The Symptom Lie
Claire - Wednesday, January 30, 2013
One of the ways we measure health is to assess physical symptoms. Things like fevers, vomiting, diarrhoea, coughs and runny noses are all associated with sickness, but is that really the best way to determine how healthy we are?
Is there a time when we can have no symptoms, but be very unhealthy?
A study from Duke University Medical Centre in 2009 ascertained that between 40-60 % of all heart attacks are completely "silent" meaning there is no pain or any other symptom until the person collapses.
Another example would be cancer, it is rarely the case that cancer is picked up early because of symptoms. The onset of symptoms for cancer often don't begin for weeks, months even years since the first abnormal cell was produced.
Both heart disease and cancer are our biggest killers in the developed world, yet both can have little or no noticeable symptoms.
On the flip side:
Can you have loads of symptoms, but actually be really healthy?
Imaging you come home from work late one evening, it has been a long day with no breaks and you are ravenously hungry. In the fridge is some leftover tuna mornay from a few nights ago. You give it a quick zap in the microwave so it is no longer fridge temperature, but you are too hungry to wait for it to heat up much more than that. Along with the tuna, pasta and white sauce you inadvertently consume a couple of billion pathogenic bacteria.
An hour later your stomach starts to rumble, another 30 mins after that you are having a close encounter of the porcelain kind. You start to sweat and eventually you aren't sure which end you should point at the toilet.

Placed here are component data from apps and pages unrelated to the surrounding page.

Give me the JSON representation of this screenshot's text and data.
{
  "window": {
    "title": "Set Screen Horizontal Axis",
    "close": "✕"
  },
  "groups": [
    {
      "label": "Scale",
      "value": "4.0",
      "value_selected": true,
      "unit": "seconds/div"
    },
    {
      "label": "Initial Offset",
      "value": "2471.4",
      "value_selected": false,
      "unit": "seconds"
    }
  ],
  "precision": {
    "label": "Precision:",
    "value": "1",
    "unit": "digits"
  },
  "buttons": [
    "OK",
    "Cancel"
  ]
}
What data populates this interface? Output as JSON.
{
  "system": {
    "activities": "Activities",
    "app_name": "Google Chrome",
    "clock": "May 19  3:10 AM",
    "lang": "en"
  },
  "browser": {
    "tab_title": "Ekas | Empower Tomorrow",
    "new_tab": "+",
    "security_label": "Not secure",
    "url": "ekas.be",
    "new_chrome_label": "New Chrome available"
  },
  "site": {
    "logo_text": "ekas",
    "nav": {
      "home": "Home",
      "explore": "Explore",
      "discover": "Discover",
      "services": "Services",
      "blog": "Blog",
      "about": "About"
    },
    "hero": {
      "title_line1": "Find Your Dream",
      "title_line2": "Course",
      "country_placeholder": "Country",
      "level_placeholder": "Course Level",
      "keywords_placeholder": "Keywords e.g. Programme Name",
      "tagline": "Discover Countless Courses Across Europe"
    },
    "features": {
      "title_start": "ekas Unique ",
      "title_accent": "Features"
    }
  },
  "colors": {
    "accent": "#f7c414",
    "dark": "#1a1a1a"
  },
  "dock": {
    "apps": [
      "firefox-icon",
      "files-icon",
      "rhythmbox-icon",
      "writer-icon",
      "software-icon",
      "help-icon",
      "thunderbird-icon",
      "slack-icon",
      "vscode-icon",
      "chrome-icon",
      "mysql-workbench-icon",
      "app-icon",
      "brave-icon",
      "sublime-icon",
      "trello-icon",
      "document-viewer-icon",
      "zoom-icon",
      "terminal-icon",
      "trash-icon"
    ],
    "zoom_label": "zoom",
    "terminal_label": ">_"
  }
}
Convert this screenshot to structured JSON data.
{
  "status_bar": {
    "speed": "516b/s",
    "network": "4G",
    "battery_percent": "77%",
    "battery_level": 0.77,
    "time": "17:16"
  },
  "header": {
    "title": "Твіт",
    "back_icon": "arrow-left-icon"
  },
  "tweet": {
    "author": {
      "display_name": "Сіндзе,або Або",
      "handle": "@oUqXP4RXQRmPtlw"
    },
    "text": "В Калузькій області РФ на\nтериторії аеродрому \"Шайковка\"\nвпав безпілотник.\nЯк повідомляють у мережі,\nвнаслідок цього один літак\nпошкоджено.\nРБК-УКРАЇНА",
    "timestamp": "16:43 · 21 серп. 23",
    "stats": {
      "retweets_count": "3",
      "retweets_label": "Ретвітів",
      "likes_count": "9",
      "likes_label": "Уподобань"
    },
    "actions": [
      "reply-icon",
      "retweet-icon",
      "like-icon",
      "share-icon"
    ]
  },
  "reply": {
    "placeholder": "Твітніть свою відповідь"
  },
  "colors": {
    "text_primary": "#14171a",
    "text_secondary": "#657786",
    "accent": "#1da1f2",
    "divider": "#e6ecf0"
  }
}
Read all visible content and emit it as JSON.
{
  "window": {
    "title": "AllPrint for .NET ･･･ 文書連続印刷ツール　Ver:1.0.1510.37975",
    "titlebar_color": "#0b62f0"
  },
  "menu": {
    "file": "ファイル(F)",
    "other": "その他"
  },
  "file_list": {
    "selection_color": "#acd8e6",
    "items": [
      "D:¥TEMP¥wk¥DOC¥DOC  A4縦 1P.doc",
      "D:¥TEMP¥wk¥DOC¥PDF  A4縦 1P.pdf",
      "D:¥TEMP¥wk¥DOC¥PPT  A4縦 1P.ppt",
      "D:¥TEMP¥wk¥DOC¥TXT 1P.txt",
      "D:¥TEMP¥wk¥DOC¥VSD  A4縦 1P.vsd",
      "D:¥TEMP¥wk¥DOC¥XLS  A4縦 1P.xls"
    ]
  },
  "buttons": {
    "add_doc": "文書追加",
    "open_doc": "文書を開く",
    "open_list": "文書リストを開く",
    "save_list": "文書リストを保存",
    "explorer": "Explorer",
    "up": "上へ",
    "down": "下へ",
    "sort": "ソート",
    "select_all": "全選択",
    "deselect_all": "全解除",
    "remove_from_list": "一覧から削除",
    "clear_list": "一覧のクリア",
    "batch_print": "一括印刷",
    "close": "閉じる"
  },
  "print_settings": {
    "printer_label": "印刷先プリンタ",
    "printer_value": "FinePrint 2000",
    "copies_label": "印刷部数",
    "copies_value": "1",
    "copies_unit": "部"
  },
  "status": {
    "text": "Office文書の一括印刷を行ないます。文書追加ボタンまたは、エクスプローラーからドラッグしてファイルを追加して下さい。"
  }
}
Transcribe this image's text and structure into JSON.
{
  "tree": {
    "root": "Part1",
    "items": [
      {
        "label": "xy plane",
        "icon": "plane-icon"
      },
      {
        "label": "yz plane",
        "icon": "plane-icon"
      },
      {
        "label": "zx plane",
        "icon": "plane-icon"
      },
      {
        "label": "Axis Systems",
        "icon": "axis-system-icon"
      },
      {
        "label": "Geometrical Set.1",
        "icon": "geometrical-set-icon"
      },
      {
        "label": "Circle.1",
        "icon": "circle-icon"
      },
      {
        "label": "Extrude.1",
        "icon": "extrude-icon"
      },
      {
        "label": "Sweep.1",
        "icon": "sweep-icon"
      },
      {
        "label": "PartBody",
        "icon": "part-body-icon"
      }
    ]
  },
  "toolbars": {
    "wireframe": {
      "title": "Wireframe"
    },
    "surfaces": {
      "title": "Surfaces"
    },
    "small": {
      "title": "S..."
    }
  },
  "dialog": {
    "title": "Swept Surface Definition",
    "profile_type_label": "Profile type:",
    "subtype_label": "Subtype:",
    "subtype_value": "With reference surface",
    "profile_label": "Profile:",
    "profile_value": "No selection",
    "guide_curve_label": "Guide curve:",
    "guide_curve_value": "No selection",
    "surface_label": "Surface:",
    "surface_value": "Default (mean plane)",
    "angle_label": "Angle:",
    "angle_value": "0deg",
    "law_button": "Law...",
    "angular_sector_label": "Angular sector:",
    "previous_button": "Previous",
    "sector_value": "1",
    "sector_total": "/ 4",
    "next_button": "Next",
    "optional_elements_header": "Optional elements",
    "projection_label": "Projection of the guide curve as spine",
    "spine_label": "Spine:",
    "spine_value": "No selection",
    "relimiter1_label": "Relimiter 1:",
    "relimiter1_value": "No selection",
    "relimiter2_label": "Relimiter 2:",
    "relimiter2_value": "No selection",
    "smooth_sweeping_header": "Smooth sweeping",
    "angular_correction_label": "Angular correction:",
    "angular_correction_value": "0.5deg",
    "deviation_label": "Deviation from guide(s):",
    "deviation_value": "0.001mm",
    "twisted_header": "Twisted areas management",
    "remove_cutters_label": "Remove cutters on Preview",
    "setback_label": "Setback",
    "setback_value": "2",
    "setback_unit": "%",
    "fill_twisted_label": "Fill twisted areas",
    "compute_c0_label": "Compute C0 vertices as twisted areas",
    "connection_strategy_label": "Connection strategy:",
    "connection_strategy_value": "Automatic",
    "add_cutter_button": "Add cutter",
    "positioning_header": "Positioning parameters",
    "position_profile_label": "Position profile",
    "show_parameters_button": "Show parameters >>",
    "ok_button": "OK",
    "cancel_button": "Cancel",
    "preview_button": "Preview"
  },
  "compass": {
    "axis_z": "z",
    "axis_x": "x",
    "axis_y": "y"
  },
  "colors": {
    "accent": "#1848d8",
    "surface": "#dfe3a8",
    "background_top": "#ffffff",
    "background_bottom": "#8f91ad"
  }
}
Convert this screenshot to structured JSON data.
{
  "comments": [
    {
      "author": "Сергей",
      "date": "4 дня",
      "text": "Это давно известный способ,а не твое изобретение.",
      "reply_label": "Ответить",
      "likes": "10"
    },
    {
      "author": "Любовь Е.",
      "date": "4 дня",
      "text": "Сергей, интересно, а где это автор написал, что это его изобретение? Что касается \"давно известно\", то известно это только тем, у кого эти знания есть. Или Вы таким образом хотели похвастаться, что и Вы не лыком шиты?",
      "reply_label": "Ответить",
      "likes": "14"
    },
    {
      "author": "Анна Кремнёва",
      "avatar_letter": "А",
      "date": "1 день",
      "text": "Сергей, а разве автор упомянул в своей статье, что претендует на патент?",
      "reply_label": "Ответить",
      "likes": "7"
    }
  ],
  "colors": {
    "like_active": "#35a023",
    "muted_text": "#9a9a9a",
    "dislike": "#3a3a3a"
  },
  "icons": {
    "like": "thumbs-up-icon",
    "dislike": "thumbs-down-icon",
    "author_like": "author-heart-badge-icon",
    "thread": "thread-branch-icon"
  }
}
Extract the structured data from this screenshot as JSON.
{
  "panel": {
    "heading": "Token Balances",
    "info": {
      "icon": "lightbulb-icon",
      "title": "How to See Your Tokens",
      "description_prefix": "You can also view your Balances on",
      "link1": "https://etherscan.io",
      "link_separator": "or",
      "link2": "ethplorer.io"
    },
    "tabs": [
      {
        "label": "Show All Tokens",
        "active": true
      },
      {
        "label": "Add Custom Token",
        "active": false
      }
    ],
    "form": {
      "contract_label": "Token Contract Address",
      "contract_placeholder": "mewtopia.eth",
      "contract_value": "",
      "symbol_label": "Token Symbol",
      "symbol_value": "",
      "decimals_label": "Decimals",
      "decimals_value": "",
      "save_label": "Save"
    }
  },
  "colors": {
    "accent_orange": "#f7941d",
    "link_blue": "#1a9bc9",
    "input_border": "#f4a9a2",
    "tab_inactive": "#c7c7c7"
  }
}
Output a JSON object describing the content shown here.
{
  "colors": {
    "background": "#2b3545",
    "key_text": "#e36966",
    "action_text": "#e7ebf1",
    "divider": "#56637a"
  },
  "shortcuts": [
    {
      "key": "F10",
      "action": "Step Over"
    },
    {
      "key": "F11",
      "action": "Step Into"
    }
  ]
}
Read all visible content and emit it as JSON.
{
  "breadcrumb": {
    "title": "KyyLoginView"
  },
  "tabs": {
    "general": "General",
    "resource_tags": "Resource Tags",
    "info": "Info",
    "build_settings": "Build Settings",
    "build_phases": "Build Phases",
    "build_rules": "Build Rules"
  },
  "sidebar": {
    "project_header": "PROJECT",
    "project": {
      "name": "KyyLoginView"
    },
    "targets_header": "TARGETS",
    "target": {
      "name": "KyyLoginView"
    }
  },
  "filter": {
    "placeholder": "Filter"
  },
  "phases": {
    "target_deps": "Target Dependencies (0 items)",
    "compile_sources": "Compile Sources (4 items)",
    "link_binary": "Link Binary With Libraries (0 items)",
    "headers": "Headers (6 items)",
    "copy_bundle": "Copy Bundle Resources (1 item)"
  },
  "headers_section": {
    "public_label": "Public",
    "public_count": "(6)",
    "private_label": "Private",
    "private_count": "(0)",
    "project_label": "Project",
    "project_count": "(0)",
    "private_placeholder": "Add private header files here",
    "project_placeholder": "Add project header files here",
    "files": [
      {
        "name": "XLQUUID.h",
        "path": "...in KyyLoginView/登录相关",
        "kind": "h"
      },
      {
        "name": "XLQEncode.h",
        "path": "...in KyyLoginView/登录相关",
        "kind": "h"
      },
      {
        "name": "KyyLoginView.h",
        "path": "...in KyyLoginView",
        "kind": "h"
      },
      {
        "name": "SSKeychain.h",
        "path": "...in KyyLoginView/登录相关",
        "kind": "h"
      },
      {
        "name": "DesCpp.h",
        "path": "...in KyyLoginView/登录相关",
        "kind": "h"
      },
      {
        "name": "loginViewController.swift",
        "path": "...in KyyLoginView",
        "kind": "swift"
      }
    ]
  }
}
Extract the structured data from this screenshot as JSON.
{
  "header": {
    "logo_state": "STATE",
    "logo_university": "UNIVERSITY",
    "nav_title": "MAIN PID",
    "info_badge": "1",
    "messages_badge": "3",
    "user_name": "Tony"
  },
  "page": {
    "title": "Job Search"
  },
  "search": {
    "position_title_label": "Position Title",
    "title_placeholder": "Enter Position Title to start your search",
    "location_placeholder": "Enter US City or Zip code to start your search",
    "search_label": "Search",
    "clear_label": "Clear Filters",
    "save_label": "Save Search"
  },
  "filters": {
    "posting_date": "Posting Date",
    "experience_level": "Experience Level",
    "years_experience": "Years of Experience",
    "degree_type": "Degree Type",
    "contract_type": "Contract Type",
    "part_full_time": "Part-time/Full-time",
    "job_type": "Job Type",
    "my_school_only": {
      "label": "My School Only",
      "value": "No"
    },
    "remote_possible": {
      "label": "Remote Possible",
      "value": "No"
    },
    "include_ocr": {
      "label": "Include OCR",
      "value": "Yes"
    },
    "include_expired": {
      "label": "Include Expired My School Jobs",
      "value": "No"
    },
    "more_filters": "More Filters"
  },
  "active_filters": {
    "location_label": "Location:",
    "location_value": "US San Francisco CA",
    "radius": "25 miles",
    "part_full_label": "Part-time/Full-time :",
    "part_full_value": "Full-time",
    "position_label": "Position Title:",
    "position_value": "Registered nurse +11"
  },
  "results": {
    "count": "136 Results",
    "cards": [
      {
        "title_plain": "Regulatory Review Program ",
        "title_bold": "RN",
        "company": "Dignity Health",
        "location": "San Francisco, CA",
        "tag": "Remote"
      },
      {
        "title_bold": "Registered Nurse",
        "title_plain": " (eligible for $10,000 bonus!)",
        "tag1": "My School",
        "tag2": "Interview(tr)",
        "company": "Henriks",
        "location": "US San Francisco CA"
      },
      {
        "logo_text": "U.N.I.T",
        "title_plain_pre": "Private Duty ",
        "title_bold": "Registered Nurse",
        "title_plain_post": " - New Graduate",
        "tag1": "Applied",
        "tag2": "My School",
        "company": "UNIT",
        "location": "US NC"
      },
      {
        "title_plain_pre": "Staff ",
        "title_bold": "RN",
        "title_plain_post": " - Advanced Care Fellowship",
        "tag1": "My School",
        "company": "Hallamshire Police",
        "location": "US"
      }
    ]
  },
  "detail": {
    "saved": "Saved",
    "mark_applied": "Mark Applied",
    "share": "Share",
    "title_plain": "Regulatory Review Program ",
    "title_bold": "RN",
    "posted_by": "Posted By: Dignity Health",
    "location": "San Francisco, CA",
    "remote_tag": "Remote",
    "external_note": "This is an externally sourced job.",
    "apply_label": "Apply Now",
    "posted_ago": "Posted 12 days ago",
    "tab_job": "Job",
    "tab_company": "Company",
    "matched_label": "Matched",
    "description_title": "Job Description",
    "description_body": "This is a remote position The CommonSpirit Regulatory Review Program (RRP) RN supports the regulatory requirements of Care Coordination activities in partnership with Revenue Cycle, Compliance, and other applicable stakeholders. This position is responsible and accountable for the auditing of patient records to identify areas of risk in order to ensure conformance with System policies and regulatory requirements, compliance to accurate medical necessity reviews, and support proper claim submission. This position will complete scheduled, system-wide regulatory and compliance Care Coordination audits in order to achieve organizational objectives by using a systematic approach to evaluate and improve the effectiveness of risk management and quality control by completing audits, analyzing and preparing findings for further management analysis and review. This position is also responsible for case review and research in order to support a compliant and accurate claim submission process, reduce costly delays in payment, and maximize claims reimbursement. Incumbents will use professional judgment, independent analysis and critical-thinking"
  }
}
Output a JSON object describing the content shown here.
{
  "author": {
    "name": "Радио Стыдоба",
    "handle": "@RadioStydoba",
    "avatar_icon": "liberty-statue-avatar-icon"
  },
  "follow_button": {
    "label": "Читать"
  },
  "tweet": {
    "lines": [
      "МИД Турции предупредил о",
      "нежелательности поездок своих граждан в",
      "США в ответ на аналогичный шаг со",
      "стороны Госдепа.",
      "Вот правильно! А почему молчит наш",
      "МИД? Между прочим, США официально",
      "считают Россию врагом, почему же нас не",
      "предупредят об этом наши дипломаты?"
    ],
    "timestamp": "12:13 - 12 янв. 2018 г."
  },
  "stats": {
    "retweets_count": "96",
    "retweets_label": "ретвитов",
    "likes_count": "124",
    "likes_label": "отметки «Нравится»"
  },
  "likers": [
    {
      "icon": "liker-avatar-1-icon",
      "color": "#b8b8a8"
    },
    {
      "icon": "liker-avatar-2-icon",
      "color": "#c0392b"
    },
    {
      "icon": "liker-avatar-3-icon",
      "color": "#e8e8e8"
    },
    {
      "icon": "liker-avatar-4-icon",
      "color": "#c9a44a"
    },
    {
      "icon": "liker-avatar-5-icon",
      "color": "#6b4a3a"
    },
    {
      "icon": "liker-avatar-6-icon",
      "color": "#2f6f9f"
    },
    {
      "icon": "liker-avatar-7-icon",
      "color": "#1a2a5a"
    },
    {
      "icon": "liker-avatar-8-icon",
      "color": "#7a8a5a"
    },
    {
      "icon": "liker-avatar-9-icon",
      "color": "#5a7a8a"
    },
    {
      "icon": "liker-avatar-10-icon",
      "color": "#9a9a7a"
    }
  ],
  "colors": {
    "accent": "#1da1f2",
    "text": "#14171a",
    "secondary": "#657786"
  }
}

Your symptoms list is growing; nausea, vomiting, diarrhoea, fever, headache...
But this is a healthy response, your body is working desperately hard to rid itself of that which could kill you if it became septicaemia or was able to attack organs such as your liver. Anyway it can, your body will flush out the pathogen and create a hostile environment for it to multiple (fever). Without these responses, you would be facing a dire health crisis that could quite easily end in death.
So if we are not measuring health by symptoms, how can we ascertain how healthy we are?
The main way to gauge health is to look at all the ways you cope with daily life:
Do you sleep well?
Do you wake up energised and happy?
Do you find you have plenty of energy to achieve all you want in your day?
Do you rarely get sick and if you do, do you bounce back to full health in a day or so?
Do you have a good relationship with food? (No cravings etc.)
Does your body feel good? (No chronic pain)
Do you recover easily from exercise?
Are you able to cope and recover from things that are emotionally challenging?
Do you have good posture?
These are all really good indicators of great health and answering yes to these questions is much more helpful than trying to gauge your health from a lack of obvious symptoms.